Property tax season opens on Jan. 1 when the sheriff’s office begins looking into who owns property in Carroll County. Between May and June, the county clerk contacts the taxing districts about their upcoming rates, which is then announced to fiscal court.
Then, bills are printed and sent out by Oct. 1. According to Phelps, this year’s statements were mailed out on Sept. 25. Anyone who has not received a tax bill should contact the sheriff’s office.
Payment can be made either through the mail with cash or a check or in person. This is the first year that credit cards will be accepted for payment in person only. However, with Visa, Mastercard and Discover, there is a fee of 2.75 percent plus $1.50 processing fee. For American Express, the fee is 3.5 percent plus $1.50 processing fee. The system has become computerized, which allows them to simply scan the bill into the system rather than research it through multiple alphabetized books, Phelps said.
“We can print a receipt right here and that helps things a whole lot,” Phelps said.
If property owners mail in their payment and would like a receipt, they should send a self-addressed, stamped envelope to the courthouse.
Prior to House Bill 262, the state government allotted the sheriff’s office a percentage of the first $5,000 worth of collected taxes. This has since been eliminated. The sheriff’s office now receives a standard rate throughout the year, as well as collects a percentage of the penalties accumulated.
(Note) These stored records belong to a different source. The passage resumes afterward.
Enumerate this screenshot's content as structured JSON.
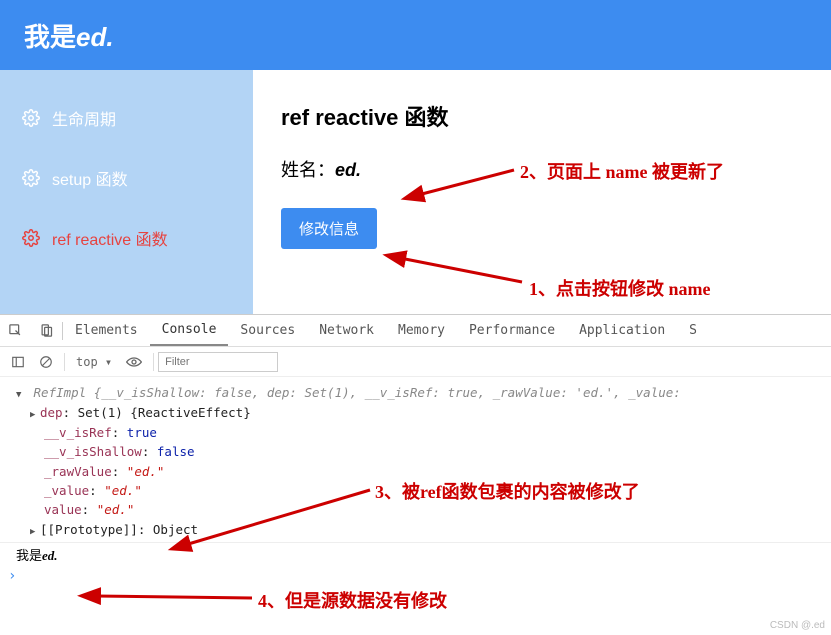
{
  "header": {
    "prefix": "我是",
    "suffix": "ed."
  },
  "sidebar": {
    "items": [
      {
        "label": "生命周期"
      },
      {
        "label": "setup 函数"
      },
      {
        "label": "ref reactive 函数"
      }
    ]
  },
  "main": {
    "title": "ref reactive 函数",
    "name_label": "姓名：",
    "name_value": "ed.",
    "button": "修改信息"
  },
  "annotations": {
    "a1": "1、点击按钮修改 name",
    "a2": "2、页面上 name 被更新了",
    "a3": "3、被ref函数包裹的内容被修改了",
    "a4": "4、但是源数据没有修改"
  },
  "devtools": {
    "tabs": [
      "Elements",
      "Console",
      "Sources",
      "Network",
      "Memory",
      "Performance",
      "Application",
      "S"
    ],
    "active_tab": 1,
    "top_label": "top ▾",
    "filter_placeholder": "Filter",
    "lines": {
      "l0a": "RefImpl {__v_isShallow: ",
      "l0b": "false",
      "l0c": ", dep: Set(1), __v_isRef: ",
      "l0d": "true",
      "l0e": ", _rawValue: ",
      "l0f": "'ed.'",
      "l0g": ", _value:",
      "l1": "dep",
      "l1b": ": Set(1) {ReactiveEffect}",
      "l2": "__v_isRef",
      "l2b": "true",
      "l3": "__v_isShallow",
      "l3b": "false",
      "l4": "_rawValue",
      "l4b": "\"ed.\"",
      "l5": "_value",
      "l5b": "\"ed.\"",
      "l6": "value",
      "l6b": "\"ed.\"",
      "l7a": "[[Prototype]]",
      "l7b": ": Object",
      "bottom_prefix": "我是",
      "bottom_suffix": "ed."
    }
  },
  "watermark": "CSDN @.ed"
}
This money is used to pay for the majority of expenses the office incurs, including salaries, health insurance for its employees, uniforms and gas for the patrol cars.
At close of business on April 15, tax bills are turned over to the county clerk’s office. House Bill 262 stipulates that the sheriff’s office no longer publish a list of delinquent tax payers nor maintain a Web site listing the names, Phelps said.
County Clerk’s Office
On April 16, the county clerk will begin accepting payments for the delinquent bills, according to Deputy Clerk Danielle Kinman. The county attorney fee will be waived for the first five business days. However, the interest of 1 percent per month and clerk fees will still be added to the delinquent bill. After five business days, a fee of 20 percent of the bill plus interest and clerk fees must be paid to the county clerk’s office.
The county clerk is also now in charge of the tax bill sale, which must be held between July 15 and Aug. 28. Here, private individuals, companies and the state government can purchase delinquent bills.
If an individual or a company purchases the bill, the county clerk receives its money and has no further attachment to the bill. If the state revenue cabinet buys it, the county attorney may help collect the taxes for them. If no one purchases the bill, the county retains the rights to it, according to County Attorney Jim Monk.
The county attorney’s office will then send out notices to property owners to give them an opportunity to pay without having legal actions taken out against them. Here, the county attorney’s office will work with the property valuation administrator’s office (PVA) to ensure that the addresses and owners match. Because of this, it is important to contact the PVA office when changing your address.
If the bills are still not paid, Monk said the county attorney can take two courses of action:
• Take a lean on the property and ask the court to sell the property. If the property is sold, the taxes and fees will be paid first, followed by the mortgage.
•Take legal action against the property owner if they have a job by garnishing their wages.
While a person may be hard-pressed to find another who enjoys paying their taxes, taxes play a large part in helping to serve the community.
“Property taxes is a means by which government has taken care of the necessities,” Monk said, adding that the public school system receives the majority of the property tax money.
“All of these (tax) districts, that’s why they collect is to pay for the roads, and schools, and so we can have a library,” Phelps said. “That’s how the money is generated to pay for them is through taxes.”
If you have any additional questions, please contact the Carroll County Sheriffs Office.
COUNTY’S TAX DEADLINES
Oct. 1 – Nov. 1: 2 percent discount
Nov. 2 – Dec. 31: Pay full face value of tax
Jan. 1 – Jan. 31: Face value plus 5 percent penalty
Feb. 1 – April 15: Face value plus 21 percent penalty